No Regrets for These Former Owners

For the past several issues of this newsletter, we’ve talked at length about why and how to do the planning necessary (using a comprehensive, seven-step Exit Plan) to leave your company when you choose, and for the amount of cash you want. Yet some owners wonder about that day after closing. What will they do?

To address these questions—and to help you avoid the vacillation and procrastination that can result from uncertainty—we asked former business owners to share their thoughts about life after the sale. Comments like “We are having the time of our lives!” and “Life is good” are the norm, not the exception.

Of course, each owner approached his or her sale differently and has pursued different interests in its aftermath. Let’s look at their stories.

Tom Frankl was 62 when he sold his high-tech manufacturing firm. He was prompted to sell first when his accountant introduced Tom to Exit Planning and helped him put in place a successor management team. Complementing this concrete Exit Planning step was Tom’s realization that his emotional connection to the business was loosening. When these objective and subjective events converged, Tom began working with his advisors to orchestrate a sale.

Bill Townsend, the owner of a clothing and apparel manufacturing company, entered his business with one goal: reach $50 million in sales and sell out. Bill reached that threshold and determined that he’d have to make a huge investment to retain his current market share so he hired a transaction attorney and an investment banker and sold the company.

Unlike Bill, John Six, the 55-year old owner of a low-tech manufacturing company was not focused on an eventual sale. In fact, he didn’t want to sell because he felt he finally “had it going just right.” When confronted with the idea that the time to sell was when there was upside potential, John started thinking about the hard times he’d been through. If hard times returned, he wondered if the company could survive and knew that the “upside” would be the least of his worries. He, too, made the call to his advisors.

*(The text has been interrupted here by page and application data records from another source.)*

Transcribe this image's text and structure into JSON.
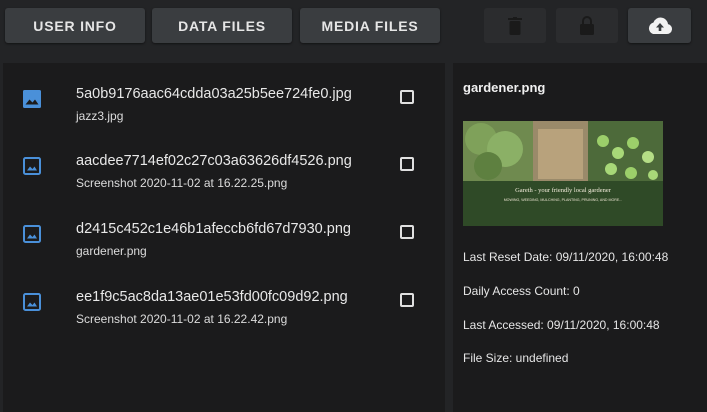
{
  "toolbar": {
    "user_info_label": "USER INFO",
    "data_files_label": "DATA FILES",
    "media_files_label": "MEDIA FILES",
    "delete_icon": "trash-icon",
    "lock_icon": "lock-icon",
    "upload_icon": "cloud-upload-icon"
  },
  "files": [
    {
      "hash": "5a0b9176aac64cdda03a25b5ee724fe0.jpg",
      "name": "jazz3.jpg",
      "icon": "image-icon",
      "icon_style": "filled"
    },
    {
      "hash": "aacdee7714ef02c27c03a63626df4526.png",
      "name": "Screenshot 2020-11-02 at 16.22.25.png",
      "icon": "image-icon",
      "icon_style": "outlined"
    },
    {
      "hash": "d2415c452c1e46b1afeccb6fd67d7930.png",
      "name": "gardener.png",
      "icon": "image-icon",
      "icon_style": "outlined"
    },
    {
      "hash": "ee1f9c5ac8da13ae01e53fd00fc09d92.png",
      "name": "Screenshot 2020-11-02 at 16.22.42.png",
      "icon": "image-icon",
      "icon_style": "outlined"
    }
  ],
  "detail": {
    "title": "gardener.png",
    "preview": {
      "banner_title": "Gareth - your friendly local gardener",
      "banner_subtitle": "MOWING, WEEDING, MULCHING, PLANTING, PRUNING, AND MORE..."
    },
    "last_reset_date": "Last Reset Date: 09/11/2020, 16:00:48",
    "daily_access_count": "Daily Access Count: 0",
    "last_accessed": "Last Accessed: 09/11/2020, 16:00:48",
    "file_size": "File Size: undefined"
  },
  "colors": {
    "icon_blue": "#4a90d9",
    "panel_bg": "#1b1b1c",
    "page_bg": "#232426",
    "button_bg": "#3a3d40"
  }
}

Having all arrived at the closing table via different routes each now-former owner has found similar satisfaction in the decision to sell and in life after the sale.

Tom arranged his sale so that his employees kept their jobs and gained greater career opportunities. This gave, and continues to give, Tom great peace of mind. While he did not have a detailed plan in place for life after the sale, he quickly found new outlets for his energy. He has become the “Park Superintendent” of his 70-acre property. He spends time with his wife and family, travels the world, is considering developing some farmland, and has taken an active role in community philanthropy. In Tom’s words, “One of the things I appreciate most in this ‘retired life’ is that it isn’t a ‘retired life’ at all.”

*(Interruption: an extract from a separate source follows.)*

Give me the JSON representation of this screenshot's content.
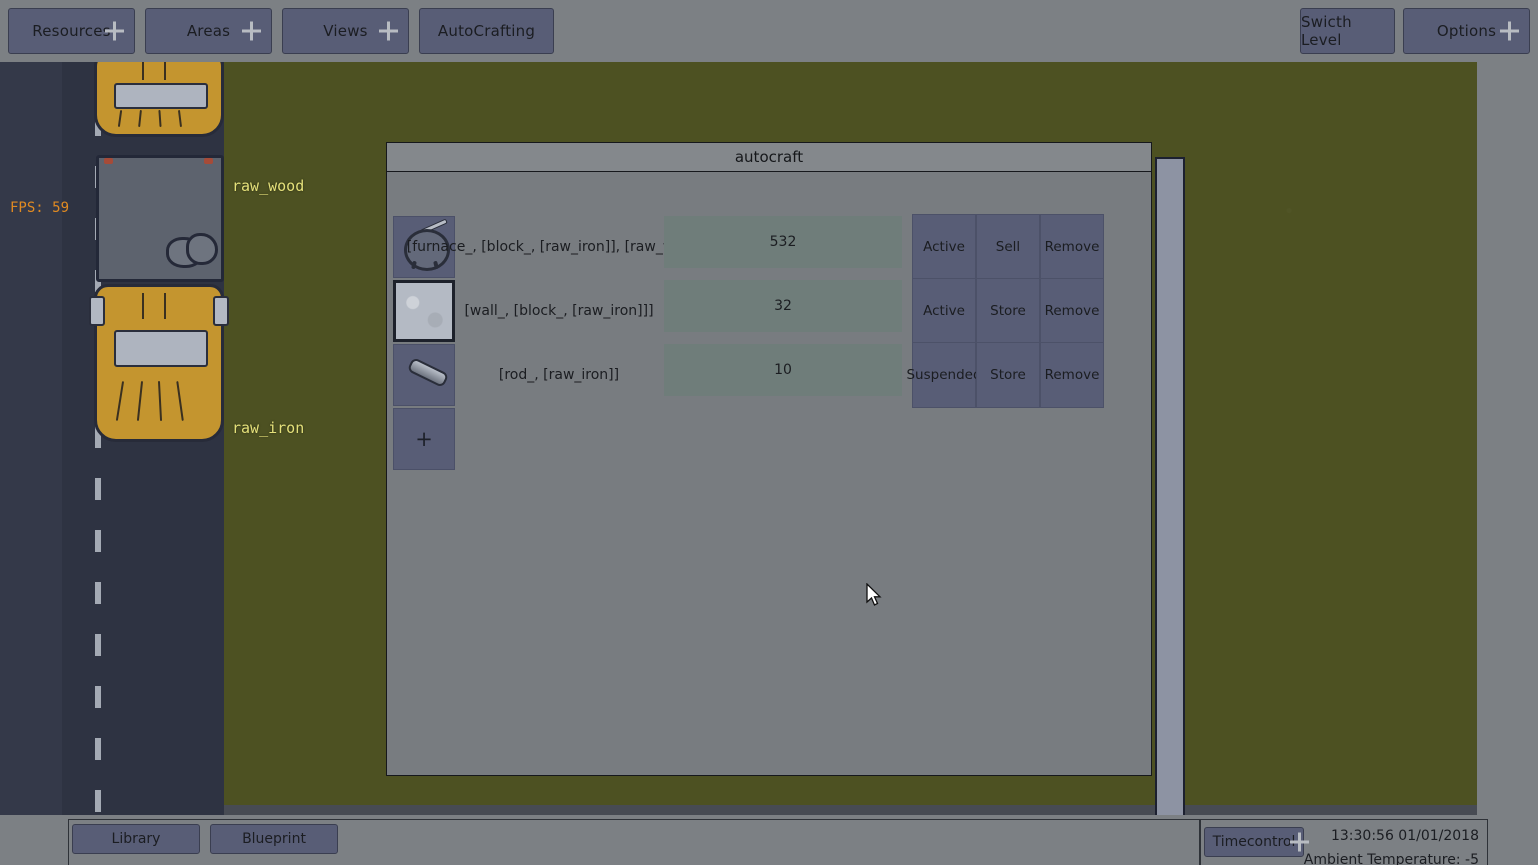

John echoes Tom’s comfort with this decision. “Of course I wondered what I would do [after the sale] because I was in that business for 30 years. But the day I walked out of there I never looked back. I never missed it. It’s incredible but my schedule is calendared 18 months ahead.” On John’s calendar are motor home vacations, developing an industrial park and expanding his world-class collection of racecars. John leaves the house by seven each morning and doesn’t find his way home until late afternoon.

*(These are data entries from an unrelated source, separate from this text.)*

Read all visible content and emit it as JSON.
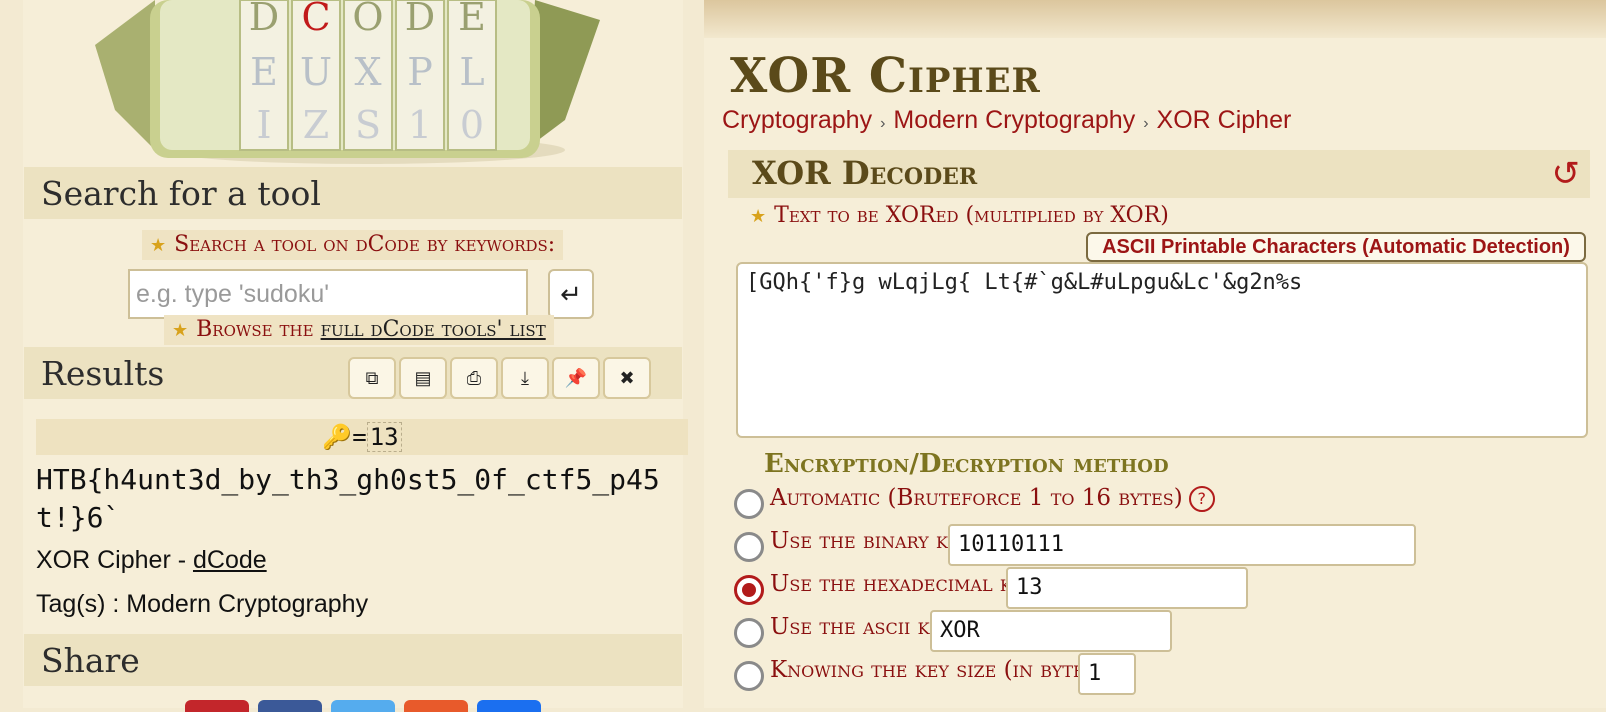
{
  "left": {
    "search_section_title": "Search for a tool",
    "search_keywords_label": "Search a tool on dCode by keywords:",
    "search_placeholder": "e.g. type 'sudoku'",
    "browse_prefix": "Browse the",
    "browse_link": "full dCode tools' list",
    "results_title": "Results",
    "result_key_value": "13",
    "result_text": "HTB{h4unt3d_by_th3_gh0st5_0f_ctf5_p45t!}6`",
    "result_source_prefix": "XOR Cipher - ",
    "result_source_link": "dCode",
    "result_tags": "Tag(s) : Modern Cryptography",
    "share_title": "Share"
  },
  "main": {
    "page_title": "XOR Cipher",
    "breadcrumb": [
      "Cryptography",
      "Modern Cryptography",
      "XOR Cipher"
    ],
    "decoder_title": "XOR Decoder",
    "text_label": "Text to be XORed (multiplied by XOR)",
    "ascii_detect_label": "ASCII Printable Characters (Automatic Detection)",
    "cipher_text": "[GQh{'f}g wLqjLg{ Lt{#`g&L#uLpgu&Lc'&g2n%s",
    "method_title": "Encryption/Decryption method",
    "options": {
      "automatic": "Automatic (Bruteforce 1 to 16 bytes)",
      "binary_label": "Use the binary key",
      "binary_value": "10110111",
      "hex_label": "Use the hexadecimal key",
      "hex_value": "13",
      "ascii_label": "Use the ascii key",
      "ascii_value": "XOR",
      "keysize_label": "Knowing the key size (in bytes)",
      "keysize_value": "1"
    },
    "selected_option": "hexadecimal"
  },
  "colors": {
    "accent_red": "#8a0f0f",
    "title_brown": "#5b4a1a",
    "method_olive": "#7d7420",
    "header_bg": "#ece2c1"
  }
}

Townsend, the planner of the group, anticipated that he would need a place to go to—outside of his home—on the day after the sale. Before closing he rented and equipped an executive suite and mapped out his first three months after the sale. He spent time on his hobbies (golf, horses and motorcycles), educated himself about investing, advised other business owners and managed his own portfolio until he died last year at age 71.

Many owners remain “stuck” in their businesses because they can’t envision what life will be without business ownership as part of it. Yet as these owners (whose names we have changed) demonstrate, many successful owners do figure out and live a fulfilling and successful “second half.”

By any yardstick these former owners remained engaged and vital even after leaving their companies. They moved to a new era in their lives, one untroubled by financial concerns. If you would like to read or learn more about other owners who have exited their companies successfully (and about the process they used to do so) please contact us.

The examples provided are hypothetical and for illustrative purposes only and do not represent actual client experiences. Subsequent issues of The Exit Planning Review™ provide balanced and advertising-free information about all aspects of Exit Planning. We have newsletter articles and detailed White Papers related to this and other Exit Planning topics. If you have any questions or want additional Exit Planning information, please contact us.

Scott Brittman